Exercise objective: The answer must be every line of the records below that contains the word "value", copied out.

Extracted entries:
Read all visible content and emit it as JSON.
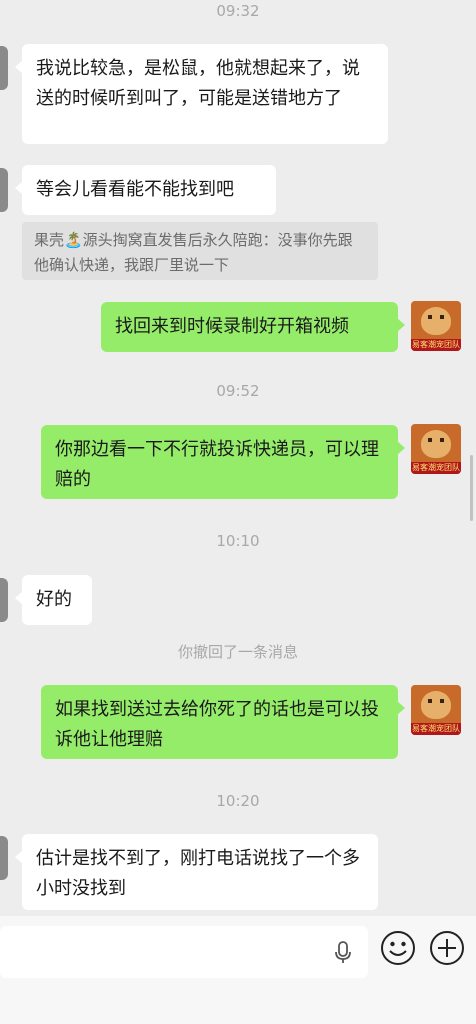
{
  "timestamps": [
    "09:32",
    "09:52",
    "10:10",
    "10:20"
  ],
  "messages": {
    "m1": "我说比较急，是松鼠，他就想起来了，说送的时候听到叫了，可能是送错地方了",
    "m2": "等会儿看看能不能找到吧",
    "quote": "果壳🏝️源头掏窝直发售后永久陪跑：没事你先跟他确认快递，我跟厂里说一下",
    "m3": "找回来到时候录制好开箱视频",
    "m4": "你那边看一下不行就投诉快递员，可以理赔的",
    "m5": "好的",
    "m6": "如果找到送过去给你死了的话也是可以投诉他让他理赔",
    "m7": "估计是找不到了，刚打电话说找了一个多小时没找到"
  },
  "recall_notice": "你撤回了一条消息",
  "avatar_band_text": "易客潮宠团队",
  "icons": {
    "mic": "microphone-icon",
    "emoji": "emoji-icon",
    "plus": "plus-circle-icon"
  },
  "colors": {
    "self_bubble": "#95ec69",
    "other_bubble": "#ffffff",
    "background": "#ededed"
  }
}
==
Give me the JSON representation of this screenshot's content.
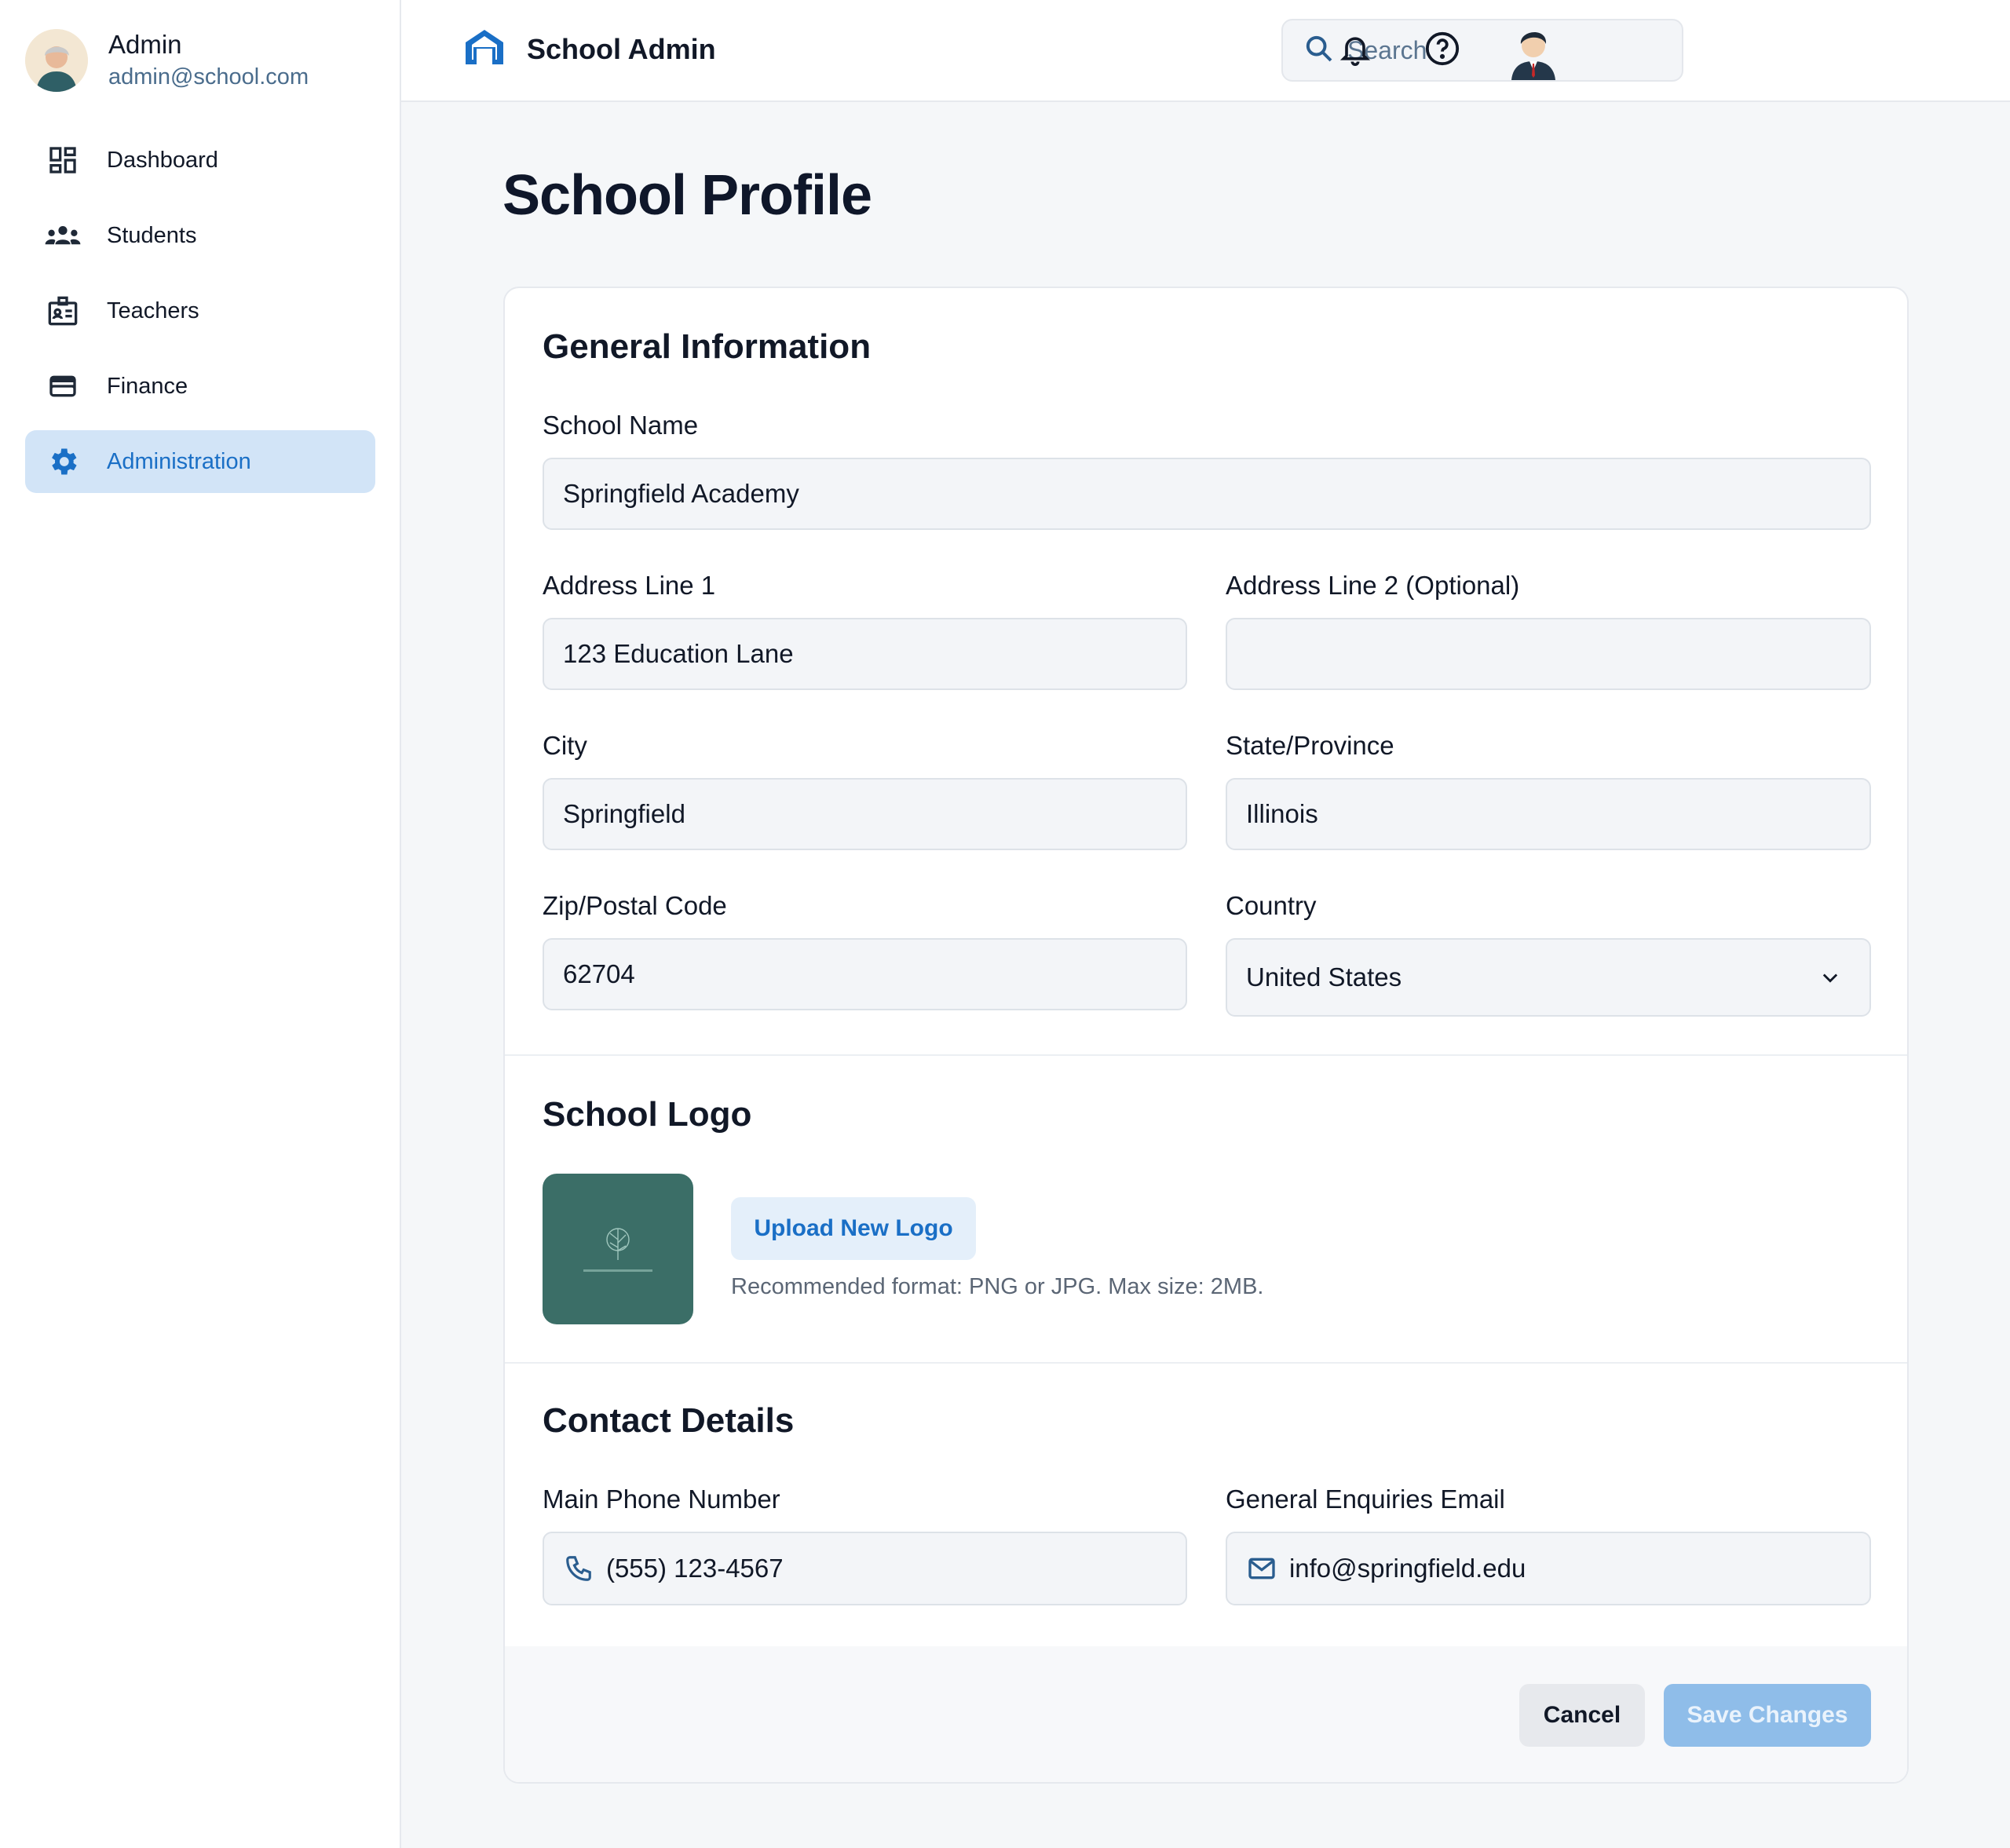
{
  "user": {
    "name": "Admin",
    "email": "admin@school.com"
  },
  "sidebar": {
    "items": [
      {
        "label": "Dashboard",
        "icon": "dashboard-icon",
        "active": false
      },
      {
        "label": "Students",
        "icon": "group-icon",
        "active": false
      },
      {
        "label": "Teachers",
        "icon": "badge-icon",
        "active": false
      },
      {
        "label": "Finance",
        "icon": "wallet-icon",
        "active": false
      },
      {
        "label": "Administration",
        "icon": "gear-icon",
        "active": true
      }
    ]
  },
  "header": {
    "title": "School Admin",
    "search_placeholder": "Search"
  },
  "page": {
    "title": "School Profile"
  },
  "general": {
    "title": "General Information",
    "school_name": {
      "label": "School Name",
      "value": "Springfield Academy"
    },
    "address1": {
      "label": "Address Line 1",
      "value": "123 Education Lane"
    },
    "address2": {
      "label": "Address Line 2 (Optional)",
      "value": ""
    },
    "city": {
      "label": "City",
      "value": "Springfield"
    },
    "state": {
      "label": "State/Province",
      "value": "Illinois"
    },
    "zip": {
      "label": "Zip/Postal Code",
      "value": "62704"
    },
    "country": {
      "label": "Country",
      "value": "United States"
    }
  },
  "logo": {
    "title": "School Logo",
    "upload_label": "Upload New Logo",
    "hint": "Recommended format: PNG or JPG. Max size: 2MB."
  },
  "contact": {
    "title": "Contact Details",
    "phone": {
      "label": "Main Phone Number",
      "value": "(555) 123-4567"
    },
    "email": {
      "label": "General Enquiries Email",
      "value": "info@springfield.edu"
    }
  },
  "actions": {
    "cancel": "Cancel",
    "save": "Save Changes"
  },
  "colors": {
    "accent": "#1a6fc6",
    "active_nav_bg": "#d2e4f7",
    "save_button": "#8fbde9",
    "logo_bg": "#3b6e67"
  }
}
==
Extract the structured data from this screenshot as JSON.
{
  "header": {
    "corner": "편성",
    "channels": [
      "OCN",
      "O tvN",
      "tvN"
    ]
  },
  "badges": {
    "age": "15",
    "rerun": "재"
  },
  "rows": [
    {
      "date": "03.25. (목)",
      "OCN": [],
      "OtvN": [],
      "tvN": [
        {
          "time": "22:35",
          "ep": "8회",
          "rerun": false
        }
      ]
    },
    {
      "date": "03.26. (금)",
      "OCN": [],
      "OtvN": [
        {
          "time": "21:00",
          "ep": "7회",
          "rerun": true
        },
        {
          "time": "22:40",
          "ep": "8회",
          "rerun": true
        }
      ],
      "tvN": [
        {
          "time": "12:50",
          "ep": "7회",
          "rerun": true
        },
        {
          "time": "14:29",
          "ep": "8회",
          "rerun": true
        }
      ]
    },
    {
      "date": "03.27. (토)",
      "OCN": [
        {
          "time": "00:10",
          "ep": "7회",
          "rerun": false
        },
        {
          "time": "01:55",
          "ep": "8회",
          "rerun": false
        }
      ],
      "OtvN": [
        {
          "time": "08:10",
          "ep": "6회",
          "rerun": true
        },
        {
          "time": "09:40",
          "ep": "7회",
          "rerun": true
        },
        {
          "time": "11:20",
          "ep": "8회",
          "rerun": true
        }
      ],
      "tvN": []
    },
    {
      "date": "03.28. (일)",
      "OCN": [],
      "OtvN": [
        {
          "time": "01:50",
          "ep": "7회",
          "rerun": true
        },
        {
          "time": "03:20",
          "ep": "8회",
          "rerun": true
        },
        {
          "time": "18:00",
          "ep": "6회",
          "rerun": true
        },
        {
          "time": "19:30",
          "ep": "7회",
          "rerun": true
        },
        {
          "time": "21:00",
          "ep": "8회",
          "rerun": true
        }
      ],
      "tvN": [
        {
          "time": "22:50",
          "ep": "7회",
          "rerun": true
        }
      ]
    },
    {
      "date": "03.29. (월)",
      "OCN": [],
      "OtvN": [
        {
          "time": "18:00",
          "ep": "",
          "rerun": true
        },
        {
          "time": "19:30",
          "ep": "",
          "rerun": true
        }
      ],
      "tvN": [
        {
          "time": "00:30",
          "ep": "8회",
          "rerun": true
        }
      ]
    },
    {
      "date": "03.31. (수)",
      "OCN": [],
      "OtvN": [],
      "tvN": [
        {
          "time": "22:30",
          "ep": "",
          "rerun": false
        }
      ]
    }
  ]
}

Written response:
      "value": "Springfield Academy"
      "value": "123 Education Lane"
      "value": ""
      "value": "Springfield"
      "value": "Illinois"
      "value": "62704"
      "value": "United States"
      "value": "(555) 123-4567"
      "value": "info@springfield.edu"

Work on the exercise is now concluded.